### Problem to solve:
Copy exactly. Include the line containing "Serialize everything readable", every line after it, and the last line below, but no pictures.

### Data to process:
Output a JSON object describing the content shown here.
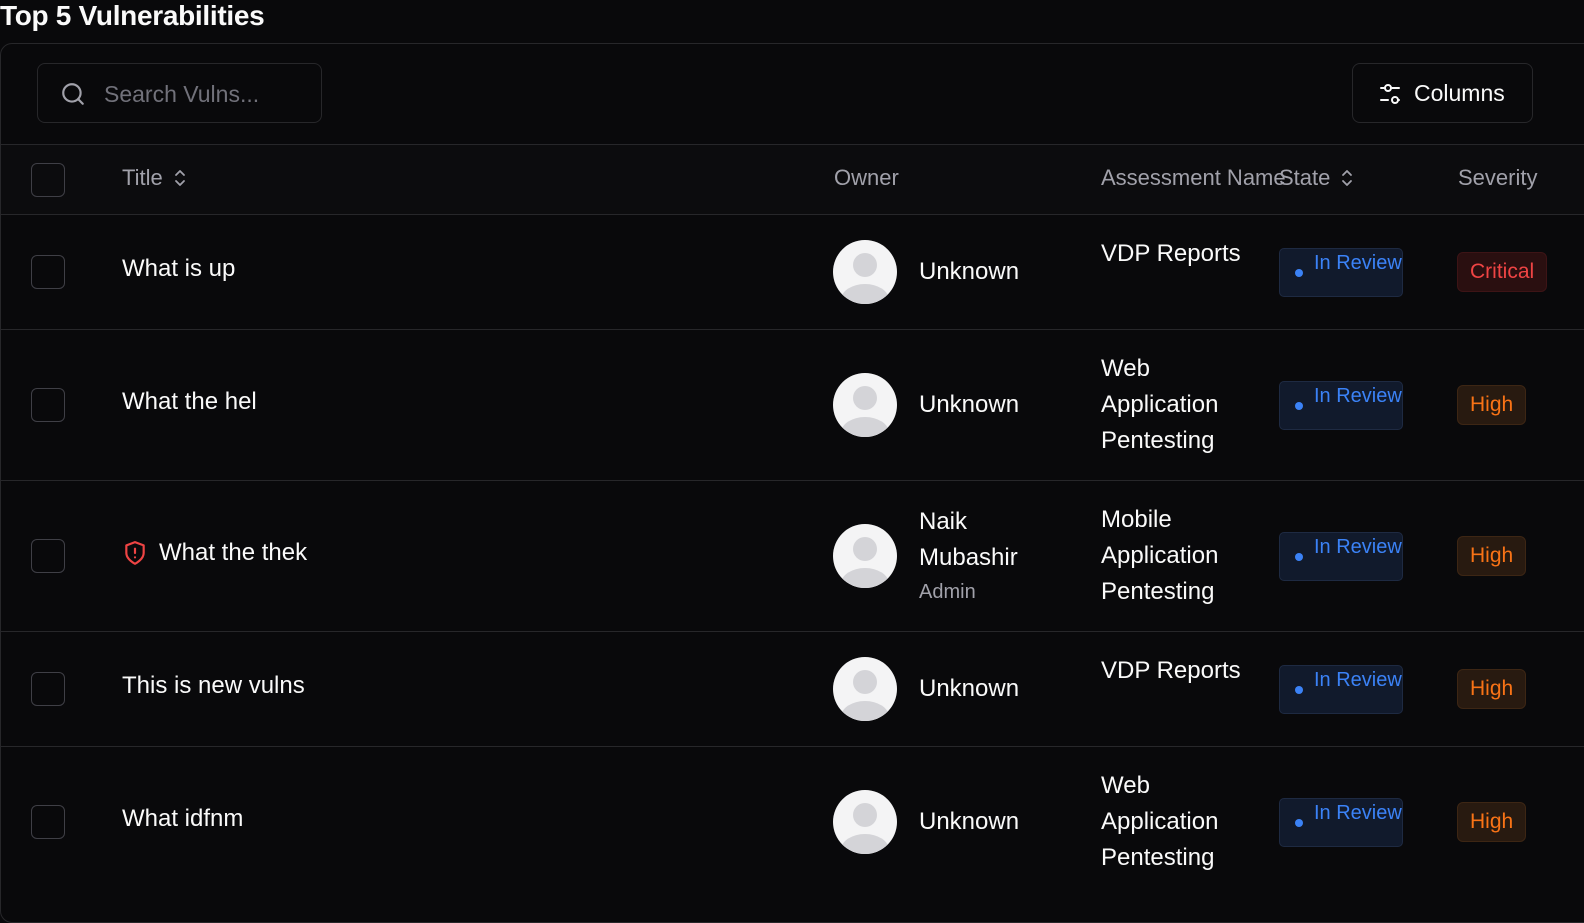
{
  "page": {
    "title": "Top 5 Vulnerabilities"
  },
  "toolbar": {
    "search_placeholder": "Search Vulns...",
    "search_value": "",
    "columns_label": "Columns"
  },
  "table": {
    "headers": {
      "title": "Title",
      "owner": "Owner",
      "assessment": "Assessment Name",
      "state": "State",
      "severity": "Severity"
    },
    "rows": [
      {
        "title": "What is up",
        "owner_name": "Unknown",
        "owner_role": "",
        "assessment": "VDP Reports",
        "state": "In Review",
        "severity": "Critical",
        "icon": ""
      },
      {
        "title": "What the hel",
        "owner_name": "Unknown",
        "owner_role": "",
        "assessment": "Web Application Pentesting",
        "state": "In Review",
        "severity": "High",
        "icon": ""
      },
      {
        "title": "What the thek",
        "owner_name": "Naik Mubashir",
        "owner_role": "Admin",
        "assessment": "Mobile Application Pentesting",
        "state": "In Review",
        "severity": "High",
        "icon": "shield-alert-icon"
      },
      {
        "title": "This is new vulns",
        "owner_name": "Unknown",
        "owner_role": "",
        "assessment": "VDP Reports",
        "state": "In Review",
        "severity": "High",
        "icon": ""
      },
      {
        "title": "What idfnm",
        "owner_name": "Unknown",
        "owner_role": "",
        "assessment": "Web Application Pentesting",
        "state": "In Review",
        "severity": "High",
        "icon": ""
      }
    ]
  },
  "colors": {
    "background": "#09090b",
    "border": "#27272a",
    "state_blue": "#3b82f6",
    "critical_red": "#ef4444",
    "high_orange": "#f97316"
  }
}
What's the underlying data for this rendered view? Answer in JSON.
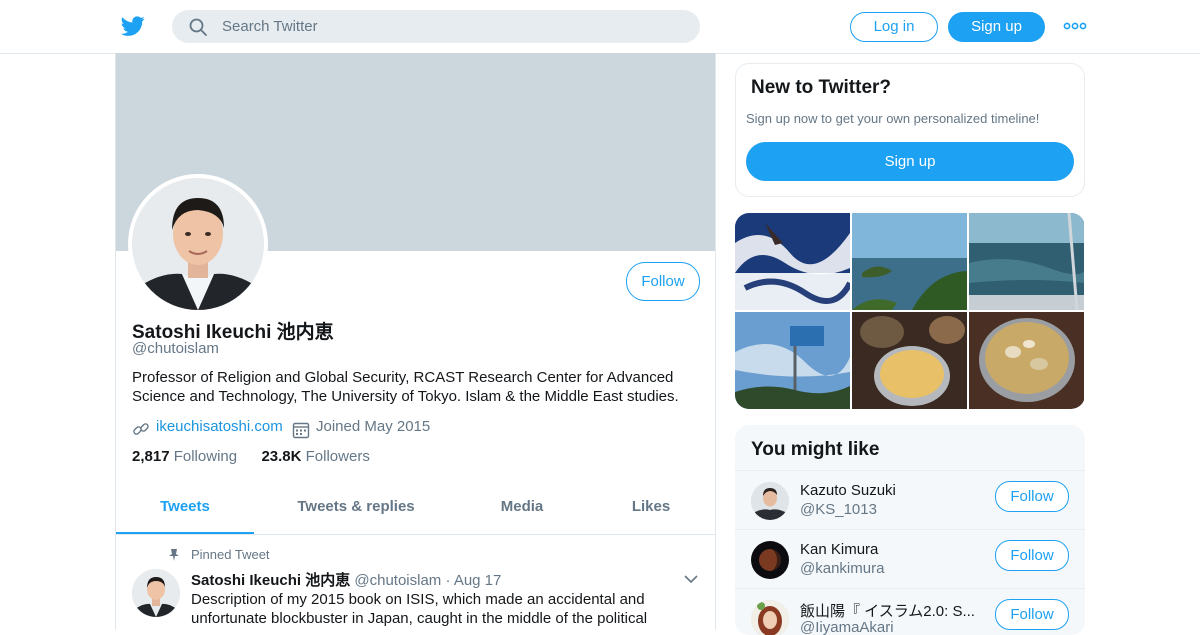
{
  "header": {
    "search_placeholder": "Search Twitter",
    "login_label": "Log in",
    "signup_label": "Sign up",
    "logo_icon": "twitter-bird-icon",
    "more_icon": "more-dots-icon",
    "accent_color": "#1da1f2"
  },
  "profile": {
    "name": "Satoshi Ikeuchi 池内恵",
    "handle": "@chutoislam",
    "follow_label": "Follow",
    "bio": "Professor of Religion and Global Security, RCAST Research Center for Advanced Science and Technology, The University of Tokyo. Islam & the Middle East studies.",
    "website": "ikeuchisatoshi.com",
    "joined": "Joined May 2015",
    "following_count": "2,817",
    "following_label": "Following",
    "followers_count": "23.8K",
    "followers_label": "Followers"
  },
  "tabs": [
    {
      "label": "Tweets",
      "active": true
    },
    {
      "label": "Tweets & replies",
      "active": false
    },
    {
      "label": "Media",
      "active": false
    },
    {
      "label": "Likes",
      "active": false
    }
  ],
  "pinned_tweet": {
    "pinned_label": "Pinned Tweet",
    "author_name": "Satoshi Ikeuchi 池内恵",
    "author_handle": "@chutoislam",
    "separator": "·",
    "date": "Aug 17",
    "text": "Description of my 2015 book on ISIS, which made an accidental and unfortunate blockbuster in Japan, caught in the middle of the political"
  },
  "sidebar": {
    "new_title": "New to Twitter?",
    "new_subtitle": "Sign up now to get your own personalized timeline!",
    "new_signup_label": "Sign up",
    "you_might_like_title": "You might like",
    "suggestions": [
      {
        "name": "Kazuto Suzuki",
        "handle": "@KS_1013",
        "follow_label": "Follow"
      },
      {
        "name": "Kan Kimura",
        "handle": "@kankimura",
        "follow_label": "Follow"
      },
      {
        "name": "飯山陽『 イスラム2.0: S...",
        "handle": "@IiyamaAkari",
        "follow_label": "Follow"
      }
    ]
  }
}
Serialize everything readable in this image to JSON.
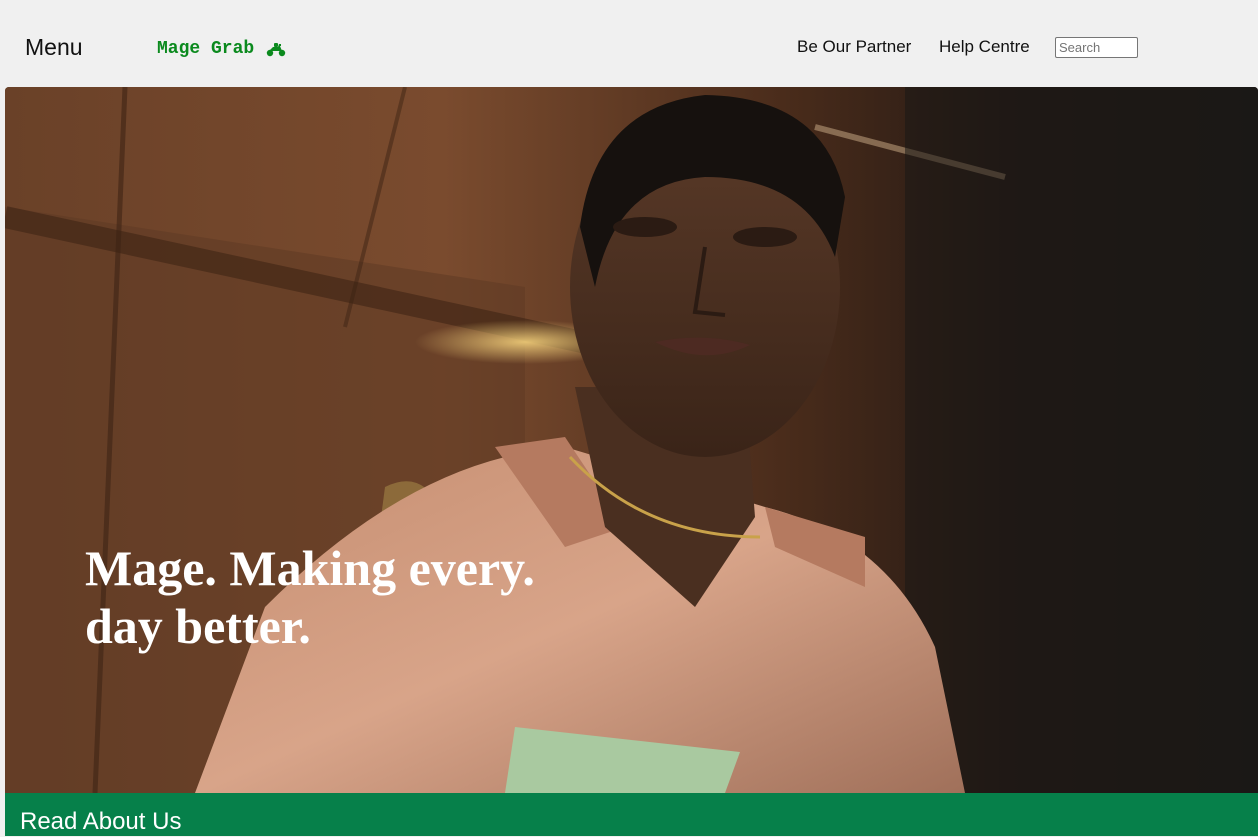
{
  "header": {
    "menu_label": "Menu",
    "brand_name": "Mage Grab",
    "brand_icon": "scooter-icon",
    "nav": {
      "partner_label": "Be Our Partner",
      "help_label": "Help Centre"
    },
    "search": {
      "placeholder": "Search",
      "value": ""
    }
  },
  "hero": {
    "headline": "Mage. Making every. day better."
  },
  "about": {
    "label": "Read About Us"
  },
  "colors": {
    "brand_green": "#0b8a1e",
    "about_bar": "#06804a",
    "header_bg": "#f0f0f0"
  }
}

### Task answer:
Serialize everything readable in this image to JSON.
{
  "header": {
    "menu_label": "Menu",
    "brand_name": "Mage Grab",
    "brand_icon": "scooter-icon",
    "nav": {
      "partner_label": "Be Our Partner",
      "help_label": "Help Centre"
    },
    "search": {
      "placeholder": "Search",
      "value": ""
    }
  },
  "hero": {
    "headline": "Mage. Making every. day better."
  },
  "about": {
    "label": "Read About Us"
  },
  "colors": {
    "brand_green": "#0b8a1e",
    "about_bar": "#06804a",
    "header_bg": "#f0f0f0"
  }
}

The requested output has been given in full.